What this task involves =>
Everything in the entries below should be restated exactly, except for the pictures.

Input material =>

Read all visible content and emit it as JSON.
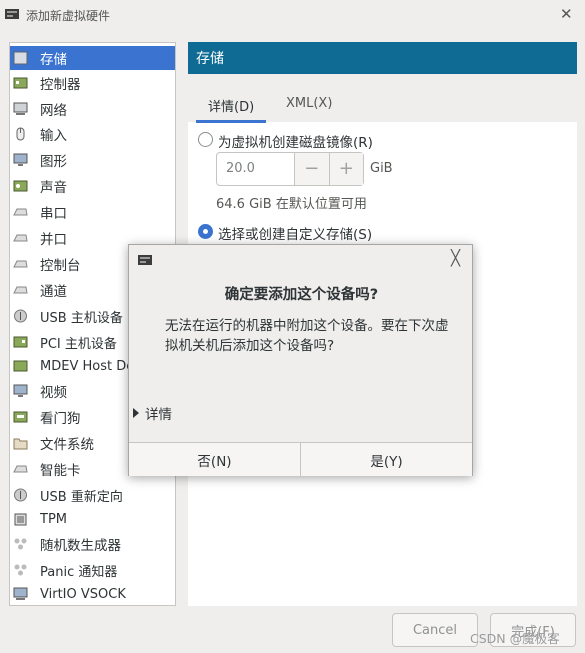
{
  "window": {
    "title": "添加新虚拟硬件",
    "close_glyph": "✕"
  },
  "sidebar": {
    "items": [
      {
        "label": "存储",
        "icon": "storage-icon",
        "selected": true
      },
      {
        "label": "控制器",
        "icon": "controller-icon"
      },
      {
        "label": "网络",
        "icon": "network-icon"
      },
      {
        "label": "输入",
        "icon": "mouse-icon"
      },
      {
        "label": "图形",
        "icon": "monitor-icon"
      },
      {
        "label": "声音",
        "icon": "sound-card-icon"
      },
      {
        "label": "串口",
        "icon": "serial-icon"
      },
      {
        "label": "并口",
        "icon": "parallel-icon"
      },
      {
        "label": "控制台",
        "icon": "console-icon"
      },
      {
        "label": "通道",
        "icon": "channel-icon"
      },
      {
        "label": "USB 主机设备",
        "icon": "usb-icon"
      },
      {
        "label": "PCI 主机设备",
        "icon": "pci-icon"
      },
      {
        "label": "MDEV Host Device",
        "icon": "mdev-icon"
      },
      {
        "label": "视频",
        "icon": "video-icon"
      },
      {
        "label": "看门狗",
        "icon": "watchdog-icon"
      },
      {
        "label": "文件系统",
        "icon": "folder-icon"
      },
      {
        "label": "智能卡",
        "icon": "smartcard-icon"
      },
      {
        "label": "USB 重新定向",
        "icon": "usb-redirect-icon"
      },
      {
        "label": "TPM",
        "icon": "tpm-icon"
      },
      {
        "label": "随机数生成器",
        "icon": "rng-icon"
      },
      {
        "label": "Panic 通知器",
        "icon": "panic-icon"
      },
      {
        "label": "VirtIO VSOCK",
        "icon": "vsock-icon"
      }
    ]
  },
  "panel": {
    "header": "存储",
    "tabs": [
      {
        "label": "详情(D)",
        "active": true
      },
      {
        "label": "XML(X)",
        "active": false
      }
    ],
    "option_create": "为虚拟机创建磁盘镜像(R)",
    "size_value": "20.0",
    "minus": "−",
    "plus": "+",
    "unit": "GiB",
    "available": "64.6 GiB 在默认位置可用",
    "option_custom": "选择或创建自定义存储(S)"
  },
  "footer": {
    "cancel": "Cancel",
    "finish": "完成(F)",
    "watermark": "CSDN @魔极客"
  },
  "dialog": {
    "close_glyph": "╳",
    "title": "确定要添加这个设备吗?",
    "message": "无法在运行的机器中附加这个设备。要在下次虚拟机关机后添加这个设备吗?",
    "details": "详情",
    "no": "否(N)",
    "yes": "是(Y)"
  },
  "colors": {
    "accent": "#3a73d0",
    "header": "#0f6b94"
  }
}
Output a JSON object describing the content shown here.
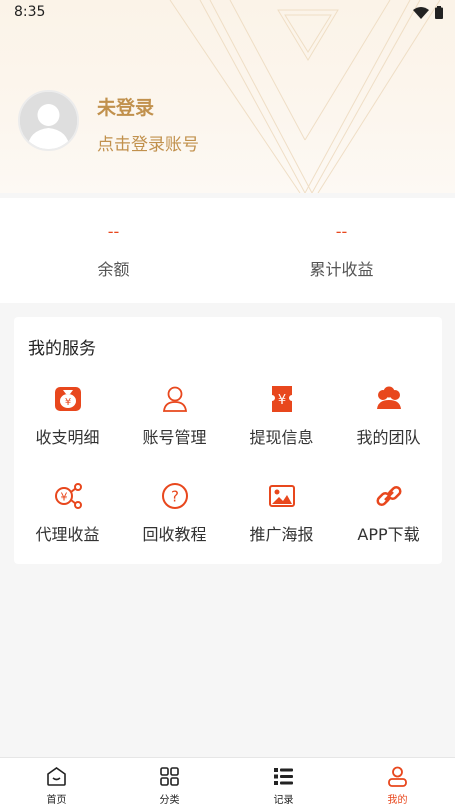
{
  "status_bar": {
    "time": "8:35",
    "wifi_icon": "wifi-icon",
    "battery_icon": "battery-icon"
  },
  "profile": {
    "title": "未登录",
    "subtitle": "点击登录账号",
    "avatar_icon": "default-avatar-icon"
  },
  "stats": [
    {
      "value": "--",
      "label": "余额"
    },
    {
      "value": "--",
      "label": "累计收益"
    }
  ],
  "services": {
    "title": "我的服务",
    "items": [
      {
        "label": "收支明细",
        "icon": "money-bag-icon"
      },
      {
        "label": "账号管理",
        "icon": "user-icon"
      },
      {
        "label": "提现信息",
        "icon": "yuan-ticket-icon"
      },
      {
        "label": "我的团队",
        "icon": "team-icon"
      },
      {
        "label": "代理收益",
        "icon": "share-yuan-icon"
      },
      {
        "label": "回收教程",
        "icon": "question-icon"
      },
      {
        "label": "推广海报",
        "icon": "image-icon"
      },
      {
        "label": "APP下载",
        "icon": "link-icon"
      }
    ]
  },
  "tabbar": {
    "items": [
      {
        "label": "首页",
        "icon": "home-icon",
        "active": false
      },
      {
        "label": "分类",
        "icon": "grid-icon",
        "active": false
      },
      {
        "label": "记录",
        "icon": "list-icon",
        "active": false
      },
      {
        "label": "我的",
        "icon": "person-icon",
        "active": true
      }
    ]
  },
  "colors": {
    "accent": "#e8471d",
    "gold": "#c1914d",
    "background": "#f6f6f6"
  }
}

Solution to this exercise =>
Read all visible content and emit it as JSON.
{
  "window": {
    "title": "添加新虚拟硬件",
    "close_glyph": "✕"
  },
  "sidebar": {
    "items": [
      {
        "label": "存储",
        "icon": "storage-icon",
        "selected": true
      },
      {
        "label": "控制器",
        "icon": "controller-icon"
      },
      {
        "label": "网络",
        "icon": "network-icon"
      },
      {
        "label": "输入",
        "icon": "mouse-icon"
      },
      {
        "label": "图形",
        "icon": "monitor-icon"
      },
      {
        "label": "声音",
        "icon": "sound-card-icon"
      },
      {
        "label": "串口",
        "icon": "serial-icon"
      },
      {
        "label": "并口",
        "icon": "parallel-icon"
      },
      {
        "label": "控制台",
        "icon": "console-icon"
      },
      {
        "label": "通道",
        "icon": "channel-icon"
      },
      {
        "label": "USB 主机设备",
        "icon": "usb-icon"
      },
      {
        "label": "PCI 主机设备",
        "icon": "pci-icon"
      },
      {
        "label": "MDEV Host Device",
        "icon": "mdev-icon"
      },
      {
        "label": "视频",
        "icon": "video-icon"
      },
      {
        "label": "看门狗",
        "icon": "watchdog-icon"
      },
      {
        "label": "文件系统",
        "icon": "folder-icon"
      },
      {
        "label": "智能卡",
        "icon": "smartcard-icon"
      },
      {
        "label": "USB 重新定向",
        "icon": "usb-redirect-icon"
      },
      {
        "label": "TPM",
        "icon": "tpm-icon"
      },
      {
        "label": "随机数生成器",
        "icon": "rng-icon"
      },
      {
        "label": "Panic 通知器",
        "icon": "panic-icon"
      },
      {
        "label": "VirtIO VSOCK",
        "icon": "vsock-icon"
      }
    ]
  },
  "panel": {
    "header": "存储",
    "tabs": [
      {
        "label": "详情(D)",
        "active": true
      },
      {
        "label": "XML(X)",
        "active": false
      }
    ],
    "option_create": "为虚拟机创建磁盘镜像(R)",
    "size_value": "20.0",
    "minus": "−",
    "plus": "+",
    "unit": "GiB",
    "available": "64.6 GiB 在默认位置可用",
    "option_custom": "选择或创建自定义存储(S)"
  },
  "footer": {
    "cancel": "Cancel",
    "finish": "完成(F)",
    "watermark": "CSDN @魔极客"
  },
  "dialog": {
    "close_glyph": "╳",
    "title": "确定要添加这个设备吗?",
    "message": "无法在运行的机器中附加这个设备。要在下次虚拟机关机后添加这个设备吗?",
    "details": "详情",
    "no": "否(N)",
    "yes": "是(Y)"
  },
  "colors": {
    "accent": "#3a73d0",
    "header": "#0f6b94"
  }
}
Output a JSON object describing the content shown here.
{
  "status_bar": {
    "time": "8:35",
    "wifi_icon": "wifi-icon",
    "battery_icon": "battery-icon"
  },
  "profile": {
    "title": "未登录",
    "subtitle": "点击登录账号",
    "avatar_icon": "default-avatar-icon"
  },
  "stats": [
    {
      "value": "--",
      "label": "余额"
    },
    {
      "value": "--",
      "label": "累计收益"
    }
  ],
  "services": {
    "title": "我的服务",
    "items": [
      {
        "label": "收支明细",
        "icon": "money-bag-icon"
      },
      {
        "label": "账号管理",
        "icon": "user-icon"
      },
      {
        "label": "提现信息",
        "icon": "yuan-ticket-icon"
      },
      {
        "label": "我的团队",
        "icon": "team-icon"
      },
      {
        "label": "代理收益",
        "icon": "share-yuan-icon"
      },
      {
        "label": "回收教程",
        "icon": "question-icon"
      },
      {
        "label": "推广海报",
        "icon": "image-icon"
      },
      {
        "label": "APP下载",
        "icon": "link-icon"
      }
    ]
  },
  "tabbar": {
    "items": [
      {
        "label": "首页",
        "icon": "home-icon",
        "active": false
      },
      {
        "label": "分类",
        "icon": "grid-icon",
        "active": false
      },
      {
        "label": "记录",
        "icon": "list-icon",
        "active": false
      },
      {
        "label": "我的",
        "icon": "person-icon",
        "active": true
      }
    ]
  },
  "colors": {
    "accent": "#e8471d",
    "gold": "#c1914d",
    "background": "#f6f6f6"
  }
}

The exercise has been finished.